Problem> Say how many lines in the records contain "data". The reply must consist of the number alone.

Material for this task>
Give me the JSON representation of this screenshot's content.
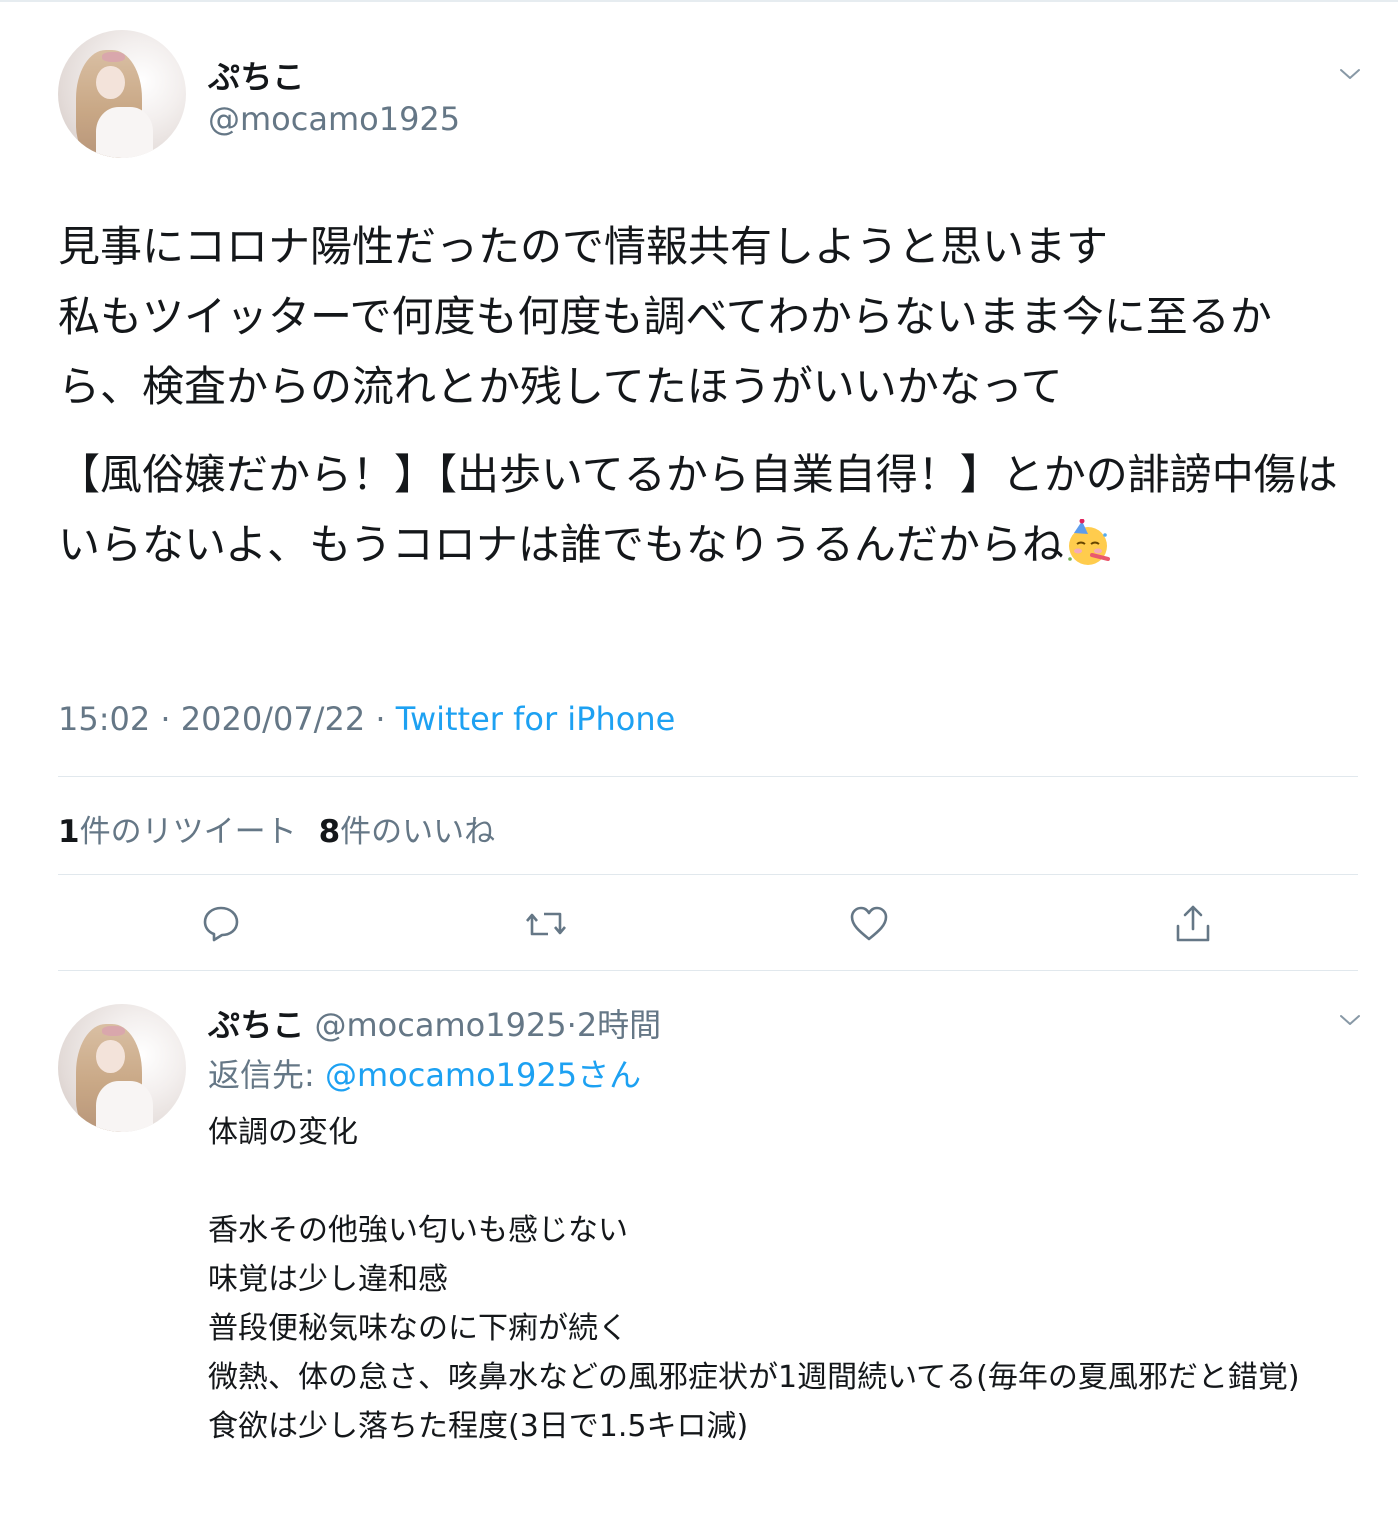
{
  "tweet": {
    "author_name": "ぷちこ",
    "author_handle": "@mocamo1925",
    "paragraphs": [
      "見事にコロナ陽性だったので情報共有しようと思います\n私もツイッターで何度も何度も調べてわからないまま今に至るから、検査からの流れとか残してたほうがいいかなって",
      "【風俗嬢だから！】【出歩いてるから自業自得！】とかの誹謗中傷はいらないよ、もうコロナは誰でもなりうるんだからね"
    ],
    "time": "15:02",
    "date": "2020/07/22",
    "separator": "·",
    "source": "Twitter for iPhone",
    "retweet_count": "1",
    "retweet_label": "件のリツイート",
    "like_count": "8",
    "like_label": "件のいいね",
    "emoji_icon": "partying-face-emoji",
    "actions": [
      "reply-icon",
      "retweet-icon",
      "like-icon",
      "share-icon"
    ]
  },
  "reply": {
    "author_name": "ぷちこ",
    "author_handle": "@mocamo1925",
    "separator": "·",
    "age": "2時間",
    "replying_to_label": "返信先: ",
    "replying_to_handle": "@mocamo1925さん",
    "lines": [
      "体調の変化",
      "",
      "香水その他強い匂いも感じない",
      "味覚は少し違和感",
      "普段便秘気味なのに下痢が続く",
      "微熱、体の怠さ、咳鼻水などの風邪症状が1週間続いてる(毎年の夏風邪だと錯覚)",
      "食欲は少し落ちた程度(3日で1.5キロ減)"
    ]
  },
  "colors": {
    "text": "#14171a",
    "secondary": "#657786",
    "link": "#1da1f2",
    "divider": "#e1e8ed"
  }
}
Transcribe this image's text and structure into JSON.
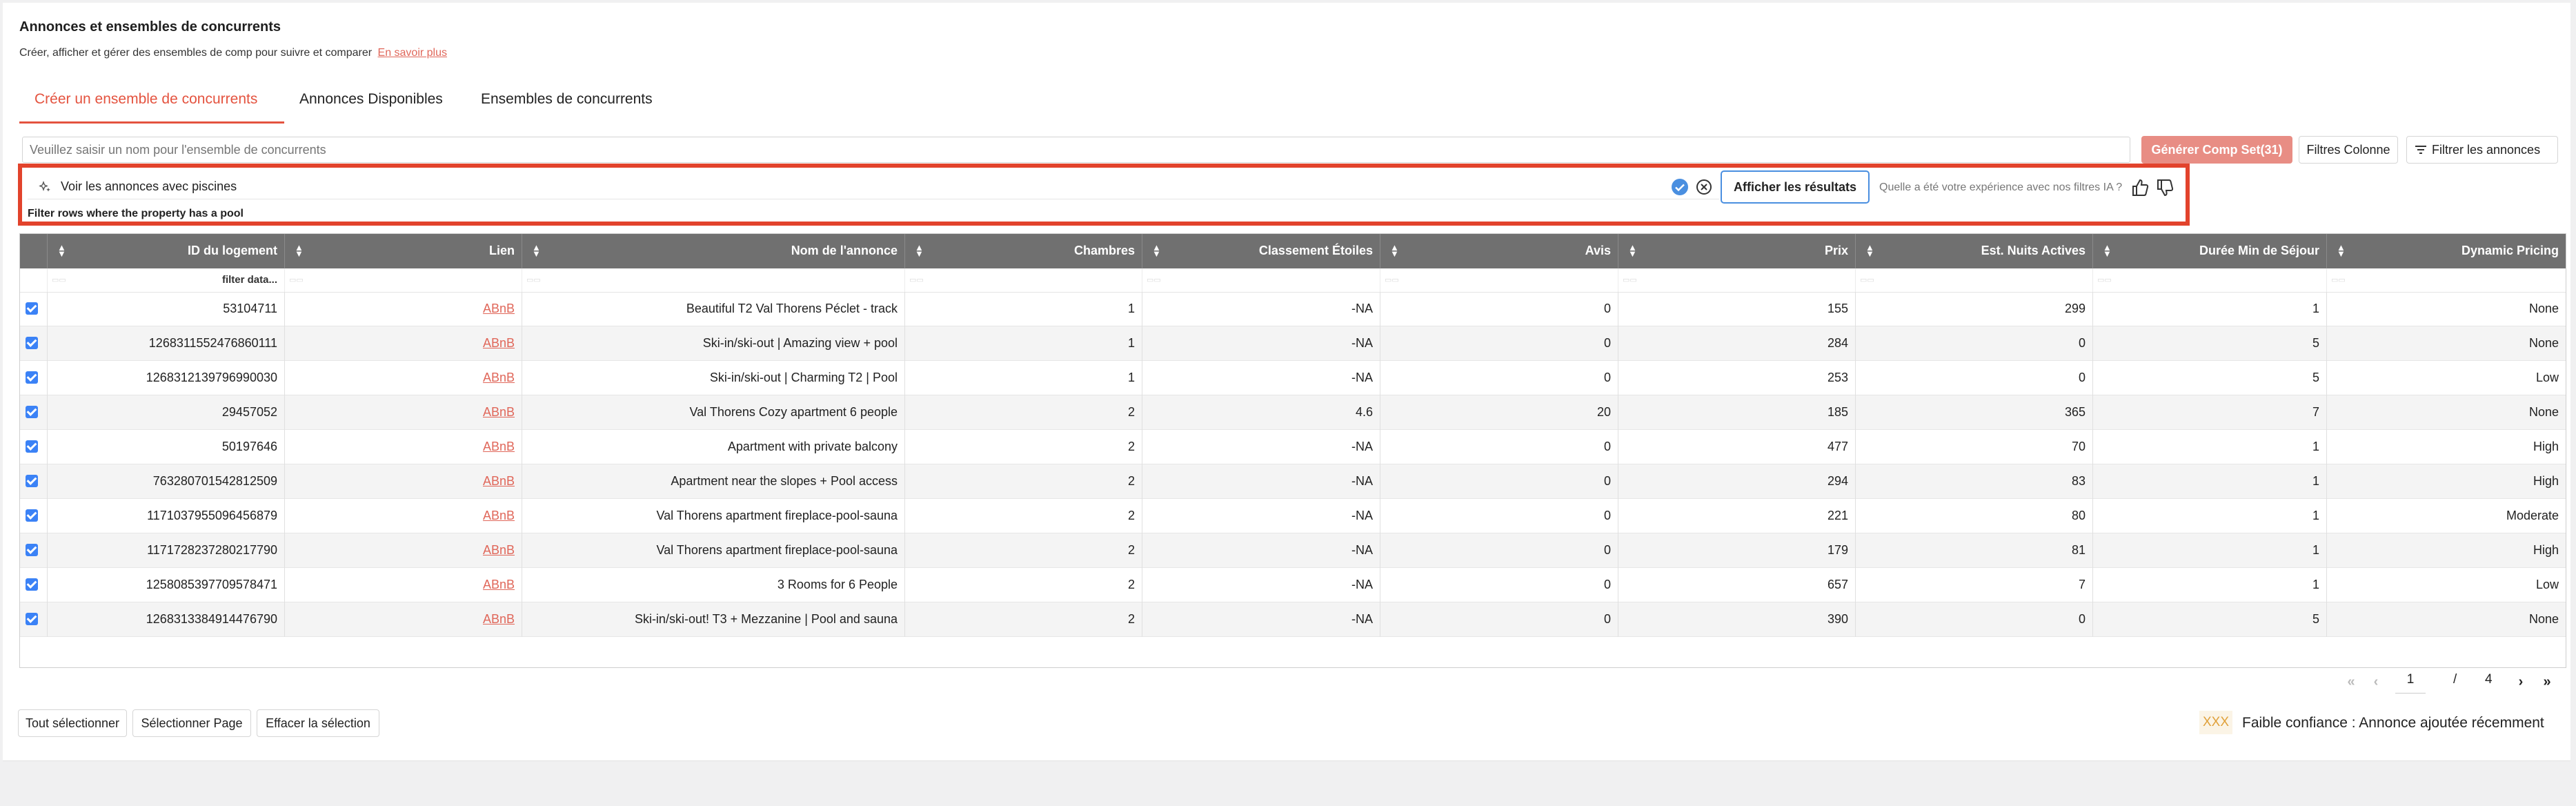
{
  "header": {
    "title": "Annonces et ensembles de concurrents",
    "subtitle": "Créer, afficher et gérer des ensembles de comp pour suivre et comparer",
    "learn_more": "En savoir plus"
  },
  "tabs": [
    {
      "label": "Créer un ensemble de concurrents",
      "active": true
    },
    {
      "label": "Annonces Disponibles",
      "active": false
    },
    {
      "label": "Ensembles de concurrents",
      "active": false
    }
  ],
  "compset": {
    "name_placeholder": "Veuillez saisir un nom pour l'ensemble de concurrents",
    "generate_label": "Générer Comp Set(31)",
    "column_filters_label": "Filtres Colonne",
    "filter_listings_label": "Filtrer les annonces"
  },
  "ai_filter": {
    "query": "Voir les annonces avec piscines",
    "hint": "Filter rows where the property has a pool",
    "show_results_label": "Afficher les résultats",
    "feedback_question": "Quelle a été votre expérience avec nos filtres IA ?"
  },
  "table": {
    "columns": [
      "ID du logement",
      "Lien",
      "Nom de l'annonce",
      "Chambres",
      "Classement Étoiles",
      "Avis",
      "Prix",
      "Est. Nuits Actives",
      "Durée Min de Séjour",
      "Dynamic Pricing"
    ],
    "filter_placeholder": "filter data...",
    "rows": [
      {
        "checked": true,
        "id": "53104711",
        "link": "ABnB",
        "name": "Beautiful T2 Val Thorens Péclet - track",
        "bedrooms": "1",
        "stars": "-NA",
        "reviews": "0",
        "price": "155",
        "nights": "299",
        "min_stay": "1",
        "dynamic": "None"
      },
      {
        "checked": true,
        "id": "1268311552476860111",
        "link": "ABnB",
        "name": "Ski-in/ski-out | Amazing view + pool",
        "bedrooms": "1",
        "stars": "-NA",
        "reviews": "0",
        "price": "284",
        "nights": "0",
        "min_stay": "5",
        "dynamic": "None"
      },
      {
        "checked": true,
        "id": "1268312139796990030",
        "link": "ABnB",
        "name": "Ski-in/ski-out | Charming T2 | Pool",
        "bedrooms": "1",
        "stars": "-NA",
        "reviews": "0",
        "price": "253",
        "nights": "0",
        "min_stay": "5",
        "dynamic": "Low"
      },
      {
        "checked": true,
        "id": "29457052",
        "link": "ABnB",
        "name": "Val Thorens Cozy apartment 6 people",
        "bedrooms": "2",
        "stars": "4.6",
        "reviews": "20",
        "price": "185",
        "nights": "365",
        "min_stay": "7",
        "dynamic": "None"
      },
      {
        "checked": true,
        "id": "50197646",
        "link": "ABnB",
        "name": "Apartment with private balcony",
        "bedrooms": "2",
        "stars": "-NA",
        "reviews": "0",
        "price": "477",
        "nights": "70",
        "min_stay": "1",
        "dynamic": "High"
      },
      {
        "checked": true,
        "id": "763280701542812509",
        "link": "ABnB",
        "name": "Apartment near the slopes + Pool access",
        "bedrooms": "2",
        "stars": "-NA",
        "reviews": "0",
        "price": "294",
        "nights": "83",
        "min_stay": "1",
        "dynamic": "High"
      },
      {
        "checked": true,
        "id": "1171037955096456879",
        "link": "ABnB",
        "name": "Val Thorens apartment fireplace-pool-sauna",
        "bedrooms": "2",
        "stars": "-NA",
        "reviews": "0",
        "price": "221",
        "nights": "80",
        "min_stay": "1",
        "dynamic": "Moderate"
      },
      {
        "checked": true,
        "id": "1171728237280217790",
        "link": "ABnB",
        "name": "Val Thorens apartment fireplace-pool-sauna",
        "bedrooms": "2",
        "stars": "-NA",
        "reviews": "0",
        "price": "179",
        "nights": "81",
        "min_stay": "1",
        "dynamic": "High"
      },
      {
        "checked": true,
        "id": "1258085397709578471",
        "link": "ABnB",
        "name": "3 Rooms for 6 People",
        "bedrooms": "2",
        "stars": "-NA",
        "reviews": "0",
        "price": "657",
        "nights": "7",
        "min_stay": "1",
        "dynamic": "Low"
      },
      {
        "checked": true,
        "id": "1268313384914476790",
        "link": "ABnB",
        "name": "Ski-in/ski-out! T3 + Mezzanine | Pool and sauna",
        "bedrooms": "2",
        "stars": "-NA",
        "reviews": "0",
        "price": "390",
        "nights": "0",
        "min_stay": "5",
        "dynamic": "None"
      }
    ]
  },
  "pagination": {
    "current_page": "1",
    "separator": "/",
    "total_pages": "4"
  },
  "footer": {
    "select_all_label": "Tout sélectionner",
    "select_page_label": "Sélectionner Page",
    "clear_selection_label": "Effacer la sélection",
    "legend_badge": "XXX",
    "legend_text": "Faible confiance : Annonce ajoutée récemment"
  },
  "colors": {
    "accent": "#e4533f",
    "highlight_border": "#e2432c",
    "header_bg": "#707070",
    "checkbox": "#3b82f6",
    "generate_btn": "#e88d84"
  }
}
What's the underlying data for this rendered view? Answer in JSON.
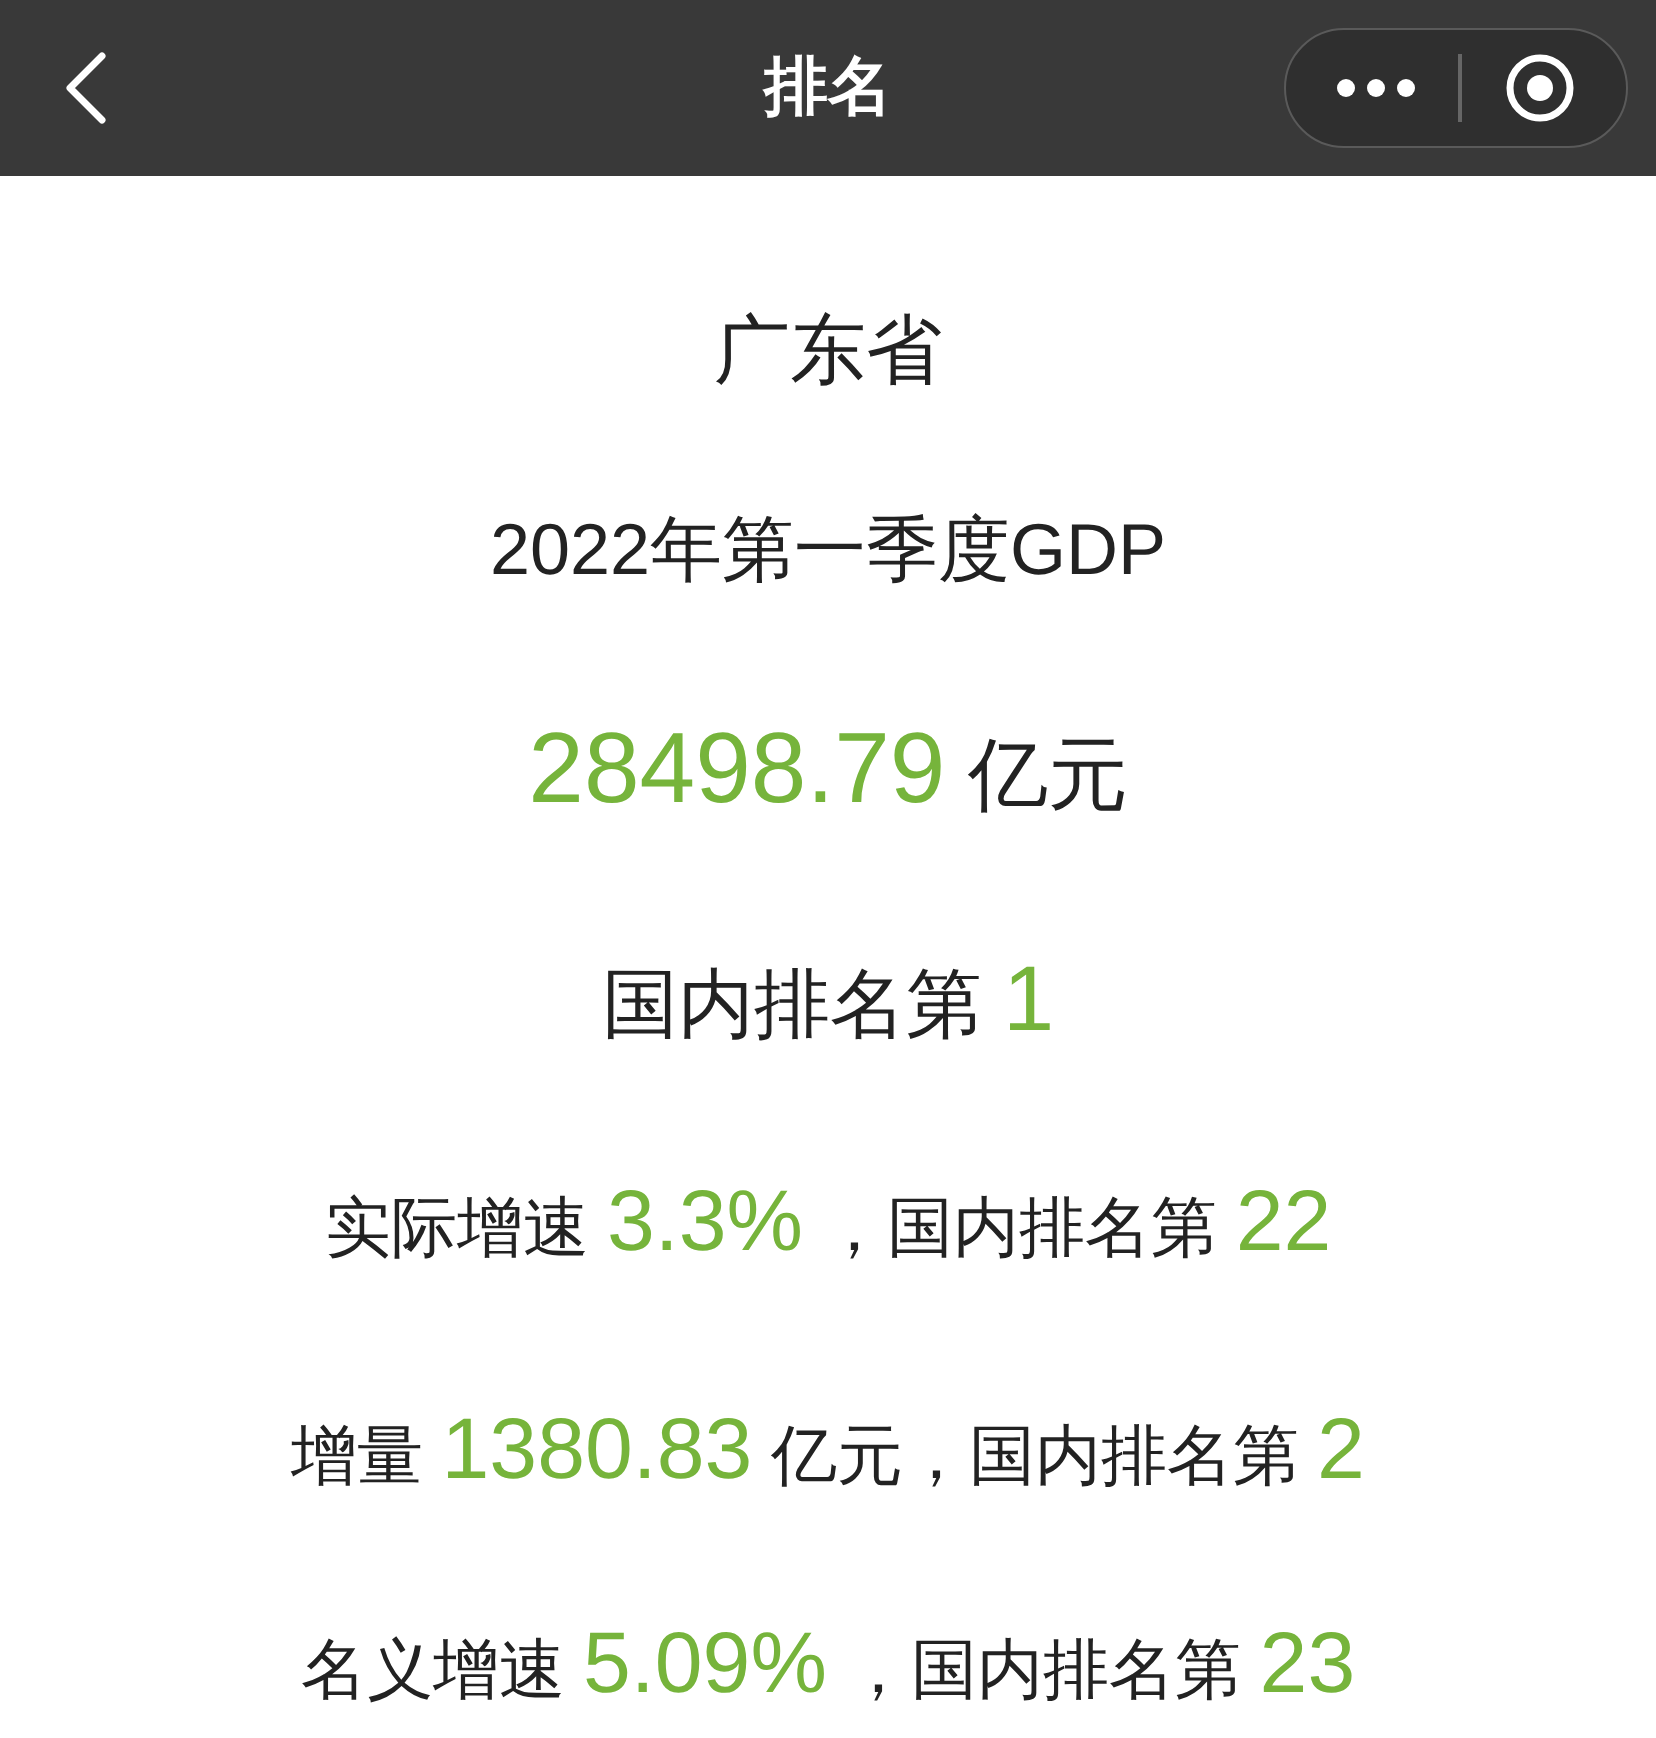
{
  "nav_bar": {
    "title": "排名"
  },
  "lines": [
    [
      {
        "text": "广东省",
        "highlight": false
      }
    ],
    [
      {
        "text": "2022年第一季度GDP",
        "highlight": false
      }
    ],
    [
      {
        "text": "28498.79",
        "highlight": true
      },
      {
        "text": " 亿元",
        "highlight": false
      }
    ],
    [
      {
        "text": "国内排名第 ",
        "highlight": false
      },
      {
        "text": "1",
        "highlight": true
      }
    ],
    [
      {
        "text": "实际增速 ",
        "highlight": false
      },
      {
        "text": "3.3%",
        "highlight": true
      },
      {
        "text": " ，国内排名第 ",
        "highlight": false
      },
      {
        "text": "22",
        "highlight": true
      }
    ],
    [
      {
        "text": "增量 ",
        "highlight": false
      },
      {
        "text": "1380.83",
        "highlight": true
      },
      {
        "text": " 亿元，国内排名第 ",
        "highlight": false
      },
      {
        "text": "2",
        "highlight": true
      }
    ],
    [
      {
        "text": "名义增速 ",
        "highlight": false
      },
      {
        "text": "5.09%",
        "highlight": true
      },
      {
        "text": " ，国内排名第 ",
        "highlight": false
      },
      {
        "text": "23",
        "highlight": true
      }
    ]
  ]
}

Result of the task> 2